● How to complete this task: Starting from the first line below, count the lines carrying the string "FormID" and answer with the count by itself.

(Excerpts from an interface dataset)
----------------

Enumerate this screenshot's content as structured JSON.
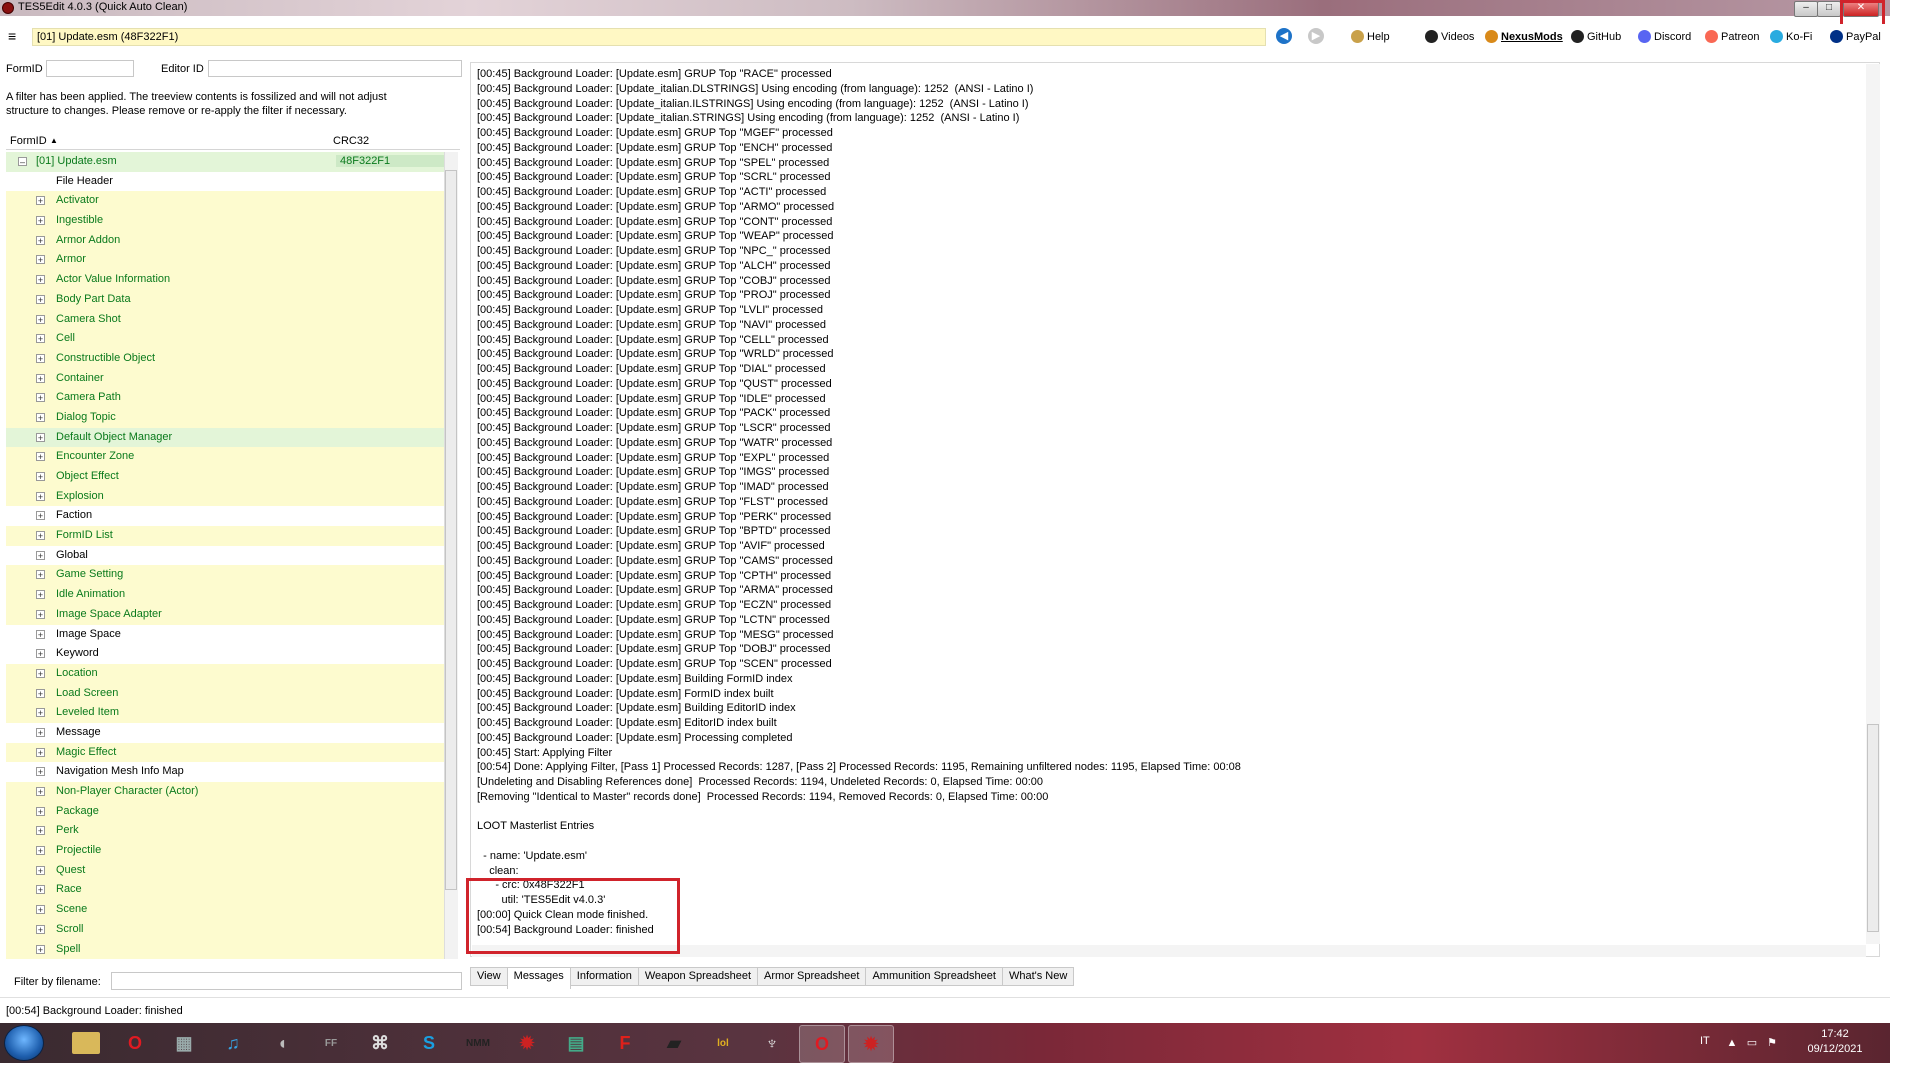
{
  "window": {
    "title": "TES5Edit 4.0.3 (Quick Auto Clean)",
    "minimize": "–",
    "maximize": "□",
    "close": "✕"
  },
  "toolbar": {
    "menu_glyph": "≡",
    "file_path": "[01] Update.esm (48F322F1)",
    "links": [
      {
        "label": "Help",
        "icon": "book-icon"
      },
      {
        "label": "Videos",
        "icon": "film-icon"
      },
      {
        "label": "NexusMods",
        "icon": "nexus-icon"
      },
      {
        "label": "GitHub",
        "icon": "github-icon"
      },
      {
        "label": "Discord",
        "icon": "discord-icon"
      },
      {
        "label": "Patreon",
        "icon": "patreon-icon"
      },
      {
        "label": "Ko-Fi",
        "icon": "kofi-icon"
      },
      {
        "label": "PayPal",
        "icon": "paypal-icon"
      }
    ]
  },
  "left": {
    "formid_label": "FormID",
    "editorid_label": "Editor ID",
    "filter_note": "A filter has been applied. The treeview contents is fossilized and will not adjust structure to changes.  Please remove or re-apply the filter if necessary.",
    "col_formid": "FormID",
    "col_crc": "CRC32",
    "root": {
      "name": "[01] Update.esm",
      "crc": "48F322F1"
    },
    "items": [
      {
        "name": "File Header",
        "color": "black",
        "bg": "white",
        "expand": false
      },
      {
        "name": "Activator",
        "color": "green",
        "bg": "yellow",
        "expand": true
      },
      {
        "name": "Ingestible",
        "color": "green",
        "bg": "yellow",
        "expand": true
      },
      {
        "name": "Armor Addon",
        "color": "green",
        "bg": "yellow",
        "expand": true
      },
      {
        "name": "Armor",
        "color": "green",
        "bg": "yellow",
        "expand": true
      },
      {
        "name": "Actor Value Information",
        "color": "green",
        "bg": "yellow",
        "expand": true
      },
      {
        "name": "Body Part Data",
        "color": "green",
        "bg": "yellow",
        "expand": true
      },
      {
        "name": "Camera Shot",
        "color": "green",
        "bg": "yellow",
        "expand": true
      },
      {
        "name": "Cell",
        "color": "green",
        "bg": "yellow",
        "expand": true
      },
      {
        "name": "Constructible Object",
        "color": "green",
        "bg": "yellow",
        "expand": true
      },
      {
        "name": "Container",
        "color": "green",
        "bg": "yellow",
        "expand": true
      },
      {
        "name": "Camera Path",
        "color": "green",
        "bg": "yellow",
        "expand": true
      },
      {
        "name": "Dialog Topic",
        "color": "green",
        "bg": "yellow",
        "expand": true
      },
      {
        "name": "Default Object Manager",
        "color": "green",
        "bg": "green",
        "expand": true
      },
      {
        "name": "Encounter Zone",
        "color": "green",
        "bg": "yellow",
        "expand": true
      },
      {
        "name": "Object Effect",
        "color": "green",
        "bg": "yellow",
        "expand": true
      },
      {
        "name": "Explosion",
        "color": "green",
        "bg": "yellow",
        "expand": true
      },
      {
        "name": "Faction",
        "color": "black",
        "bg": "white",
        "expand": true
      },
      {
        "name": "FormID List",
        "color": "green",
        "bg": "yellow",
        "expand": true
      },
      {
        "name": "Global",
        "color": "black",
        "bg": "white",
        "expand": true
      },
      {
        "name": "Game Setting",
        "color": "green",
        "bg": "yellow",
        "expand": true
      },
      {
        "name": "Idle Animation",
        "color": "green",
        "bg": "yellow",
        "expand": true
      },
      {
        "name": "Image Space Adapter",
        "color": "green",
        "bg": "yellow",
        "expand": true
      },
      {
        "name": "Image Space",
        "color": "black",
        "bg": "white",
        "expand": true
      },
      {
        "name": "Keyword",
        "color": "black",
        "bg": "white",
        "expand": true
      },
      {
        "name": "Location",
        "color": "green",
        "bg": "yellow",
        "expand": true
      },
      {
        "name": "Load Screen",
        "color": "green",
        "bg": "yellow",
        "expand": true
      },
      {
        "name": "Leveled Item",
        "color": "green",
        "bg": "yellow",
        "expand": true
      },
      {
        "name": "Message",
        "color": "black",
        "bg": "white",
        "expand": true
      },
      {
        "name": "Magic Effect",
        "color": "green",
        "bg": "yellow",
        "expand": true
      },
      {
        "name": "Navigation Mesh Info Map",
        "color": "black",
        "bg": "white",
        "expand": true
      },
      {
        "name": "Non-Player Character (Actor)",
        "color": "green",
        "bg": "yellow",
        "expand": true
      },
      {
        "name": "Package",
        "color": "green",
        "bg": "yellow",
        "expand": true
      },
      {
        "name": "Perk",
        "color": "green",
        "bg": "yellow",
        "expand": true
      },
      {
        "name": "Projectile",
        "color": "green",
        "bg": "yellow",
        "expand": true
      },
      {
        "name": "Quest",
        "color": "green",
        "bg": "yellow",
        "expand": true
      },
      {
        "name": "Race",
        "color": "green",
        "bg": "yellow",
        "expand": true
      },
      {
        "name": "Scene",
        "color": "green",
        "bg": "yellow",
        "expand": true
      },
      {
        "name": "Scroll",
        "color": "green",
        "bg": "yellow",
        "expand": true
      },
      {
        "name": "Spell",
        "color": "green",
        "bg": "yellow",
        "expand": true
      }
    ],
    "filter_by_filename_label": "Filter by filename:"
  },
  "messages": {
    "lines": [
      "[00:45] Background Loader: [Update.esm] GRUP Top \"RACE\" processed",
      "[00:45] Background Loader: [Update_italian.DLSTRINGS] Using encoding (from language): 1252  (ANSI - Latino I)",
      "[00:45] Background Loader: [Update_italian.ILSTRINGS] Using encoding (from language): 1252  (ANSI - Latino I)",
      "[00:45] Background Loader: [Update_italian.STRINGS] Using encoding (from language): 1252  (ANSI - Latino I)",
      "[00:45] Background Loader: [Update.esm] GRUP Top \"MGEF\" processed",
      "[00:45] Background Loader: [Update.esm] GRUP Top \"ENCH\" processed",
      "[00:45] Background Loader: [Update.esm] GRUP Top \"SPEL\" processed",
      "[00:45] Background Loader: [Update.esm] GRUP Top \"SCRL\" processed",
      "[00:45] Background Loader: [Update.esm] GRUP Top \"ACTI\" processed",
      "[00:45] Background Loader: [Update.esm] GRUP Top \"ARMO\" processed",
      "[00:45] Background Loader: [Update.esm] GRUP Top \"CONT\" processed",
      "[00:45] Background Loader: [Update.esm] GRUP Top \"WEAP\" processed",
      "[00:45] Background Loader: [Update.esm] GRUP Top \"NPC_\" processed",
      "[00:45] Background Loader: [Update.esm] GRUP Top \"ALCH\" processed",
      "[00:45] Background Loader: [Update.esm] GRUP Top \"COBJ\" processed",
      "[00:45] Background Loader: [Update.esm] GRUP Top \"PROJ\" processed",
      "[00:45] Background Loader: [Update.esm] GRUP Top \"LVLI\" processed",
      "[00:45] Background Loader: [Update.esm] GRUP Top \"NAVI\" processed",
      "[00:45] Background Loader: [Update.esm] GRUP Top \"CELL\" processed",
      "[00:45] Background Loader: [Update.esm] GRUP Top \"WRLD\" processed",
      "[00:45] Background Loader: [Update.esm] GRUP Top \"DIAL\" processed",
      "[00:45] Background Loader: [Update.esm] GRUP Top \"QUST\" processed",
      "[00:45] Background Loader: [Update.esm] GRUP Top \"IDLE\" processed",
      "[00:45] Background Loader: [Update.esm] GRUP Top \"PACK\" processed",
      "[00:45] Background Loader: [Update.esm] GRUP Top \"LSCR\" processed",
      "[00:45] Background Loader: [Update.esm] GRUP Top \"WATR\" processed",
      "[00:45] Background Loader: [Update.esm] GRUP Top \"EXPL\" processed",
      "[00:45] Background Loader: [Update.esm] GRUP Top \"IMGS\" processed",
      "[00:45] Background Loader: [Update.esm] GRUP Top \"IMAD\" processed",
      "[00:45] Background Loader: [Update.esm] GRUP Top \"FLST\" processed",
      "[00:45] Background Loader: [Update.esm] GRUP Top \"PERK\" processed",
      "[00:45] Background Loader: [Update.esm] GRUP Top \"BPTD\" processed",
      "[00:45] Background Loader: [Update.esm] GRUP Top \"AVIF\" processed",
      "[00:45] Background Loader: [Update.esm] GRUP Top \"CAMS\" processed",
      "[00:45] Background Loader: [Update.esm] GRUP Top \"CPTH\" processed",
      "[00:45] Background Loader: [Update.esm] GRUP Top \"ARMA\" processed",
      "[00:45] Background Loader: [Update.esm] GRUP Top \"ECZN\" processed",
      "[00:45] Background Loader: [Update.esm] GRUP Top \"LCTN\" processed",
      "[00:45] Background Loader: [Update.esm] GRUP Top \"MESG\" processed",
      "[00:45] Background Loader: [Update.esm] GRUP Top \"DOBJ\" processed",
      "[00:45] Background Loader: [Update.esm] GRUP Top \"SCEN\" processed",
      "[00:45] Background Loader: [Update.esm] Building FormID index",
      "[00:45] Background Loader: [Update.esm] FormID index built",
      "[00:45] Background Loader: [Update.esm] Building EditorID index",
      "[00:45] Background Loader: [Update.esm] EditorID index built",
      "[00:45] Background Loader: [Update.esm] Processing completed",
      "[00:45] Start: Applying Filter",
      "[00:54] Done: Applying Filter, [Pass 1] Processed Records: 1287, [Pass 2] Processed Records: 1195, Remaining unfiltered nodes: 1195, Elapsed Time: 00:08",
      "[Undeleting and Disabling References done]  Processed Records: 1194, Undeleted Records: 0, Elapsed Time: 00:00",
      "[Removing \"Identical to Master\" records done]  Processed Records: 1194, Removed Records: 0, Elapsed Time: 00:00",
      "",
      "LOOT Masterlist Entries",
      "",
      "  - name: 'Update.esm'",
      "    clean:",
      "      - crc: 0x48F322F1",
      "        util: 'TES5Edit v4.0.3'",
      "[00:00] Quick Clean mode finished.",
      "[00:54] Background Loader: finished"
    ]
  },
  "tabs": [
    "View",
    "Messages",
    "Information",
    "Weapon Spreadsheet",
    "Armor Spreadsheet",
    "Ammunition Spreadsheet",
    "What's New"
  ],
  "active_tab": "Messages",
  "status": "[00:54] Background Loader: finished",
  "taskbar": {
    "items": [
      {
        "icon": "folder-icon",
        "glyph": "",
        "color": "#d9b85a"
      },
      {
        "icon": "opera-icon",
        "glyph": "O",
        "color": "#e01a22"
      },
      {
        "icon": "media-center-icon",
        "glyph": "▦",
        "color": "#9aa"
      },
      {
        "icon": "music-icon",
        "glyph": "♫",
        "color": "#37a0e0"
      },
      {
        "icon": "speaker-icon",
        "glyph": "◖",
        "color": "#bbb"
      },
      {
        "icon": "ff-icon",
        "glyph": "FF",
        "color": "#9a9a9a"
      },
      {
        "icon": "app-icon",
        "glyph": "⌘",
        "color": "#ddd"
      },
      {
        "icon": "skype-icon",
        "glyph": "S",
        "color": "#1a9fe0"
      },
      {
        "icon": "nmm-icon",
        "glyph": "NMM",
        "color": "#222"
      },
      {
        "icon": "gear-red-icon",
        "glyph": "✹",
        "color": "#c22"
      },
      {
        "icon": "notepad-icon",
        "glyph": "▤",
        "color": "#4a8"
      },
      {
        "icon": "f-app-icon",
        "glyph": "F",
        "color": "#e0201a"
      },
      {
        "icon": "boot-icon",
        "glyph": "▰",
        "color": "#222"
      },
      {
        "icon": "lol-icon",
        "glyph": "lol",
        "color": "#e0b020"
      },
      {
        "icon": "skyrim-icon",
        "glyph": "♆",
        "color": "#ddd"
      },
      {
        "icon": "opera-active-icon",
        "glyph": "O",
        "color": "#e01a22",
        "active": true
      },
      {
        "icon": "tes5edit-icon",
        "glyph": "✹",
        "color": "#c22",
        "active": true
      }
    ],
    "lang": "IT",
    "time": "17:42",
    "date": "09/12/2021"
  }
}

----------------

● Solution to the problem: 5